WHAT THIS TASK INVOLVES:
All lines in the material with the string "Socket" should be listed.

INPUT MATERIAL:
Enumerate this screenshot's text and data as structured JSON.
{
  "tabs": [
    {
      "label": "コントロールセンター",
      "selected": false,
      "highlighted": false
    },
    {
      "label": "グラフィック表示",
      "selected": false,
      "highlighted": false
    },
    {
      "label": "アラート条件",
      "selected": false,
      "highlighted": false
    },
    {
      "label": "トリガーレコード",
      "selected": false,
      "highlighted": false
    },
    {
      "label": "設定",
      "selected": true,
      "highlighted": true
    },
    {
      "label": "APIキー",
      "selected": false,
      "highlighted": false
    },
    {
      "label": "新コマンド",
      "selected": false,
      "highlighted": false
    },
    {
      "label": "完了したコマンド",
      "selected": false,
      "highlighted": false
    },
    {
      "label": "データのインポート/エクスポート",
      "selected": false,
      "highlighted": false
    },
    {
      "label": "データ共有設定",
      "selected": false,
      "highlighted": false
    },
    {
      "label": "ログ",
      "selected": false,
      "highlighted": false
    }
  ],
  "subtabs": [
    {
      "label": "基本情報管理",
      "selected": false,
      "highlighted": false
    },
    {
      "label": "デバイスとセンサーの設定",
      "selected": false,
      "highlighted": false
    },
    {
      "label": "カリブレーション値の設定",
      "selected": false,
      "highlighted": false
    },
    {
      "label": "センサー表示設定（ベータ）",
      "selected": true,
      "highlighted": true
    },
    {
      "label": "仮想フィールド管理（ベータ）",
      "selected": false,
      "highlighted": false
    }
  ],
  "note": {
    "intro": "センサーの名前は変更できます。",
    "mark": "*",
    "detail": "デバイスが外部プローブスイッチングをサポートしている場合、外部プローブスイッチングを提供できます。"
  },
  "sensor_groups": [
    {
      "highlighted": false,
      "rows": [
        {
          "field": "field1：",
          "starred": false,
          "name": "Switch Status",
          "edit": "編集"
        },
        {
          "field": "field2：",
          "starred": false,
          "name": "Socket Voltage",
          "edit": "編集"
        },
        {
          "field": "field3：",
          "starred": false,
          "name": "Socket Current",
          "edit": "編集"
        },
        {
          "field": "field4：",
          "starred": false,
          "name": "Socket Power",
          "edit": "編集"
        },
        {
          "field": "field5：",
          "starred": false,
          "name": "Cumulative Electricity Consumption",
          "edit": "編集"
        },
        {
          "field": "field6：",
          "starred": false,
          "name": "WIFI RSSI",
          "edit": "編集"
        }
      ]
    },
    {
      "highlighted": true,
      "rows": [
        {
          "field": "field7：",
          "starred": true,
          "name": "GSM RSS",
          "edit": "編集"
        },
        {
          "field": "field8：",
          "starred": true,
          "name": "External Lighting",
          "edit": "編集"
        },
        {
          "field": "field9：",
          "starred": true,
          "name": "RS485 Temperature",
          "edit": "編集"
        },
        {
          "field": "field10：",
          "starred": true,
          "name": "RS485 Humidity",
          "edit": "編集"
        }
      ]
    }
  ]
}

YOUR SOLUTION:
          "name": "Socket Voltage",
          "name": "Socket Current",
          "name": "Socket Power",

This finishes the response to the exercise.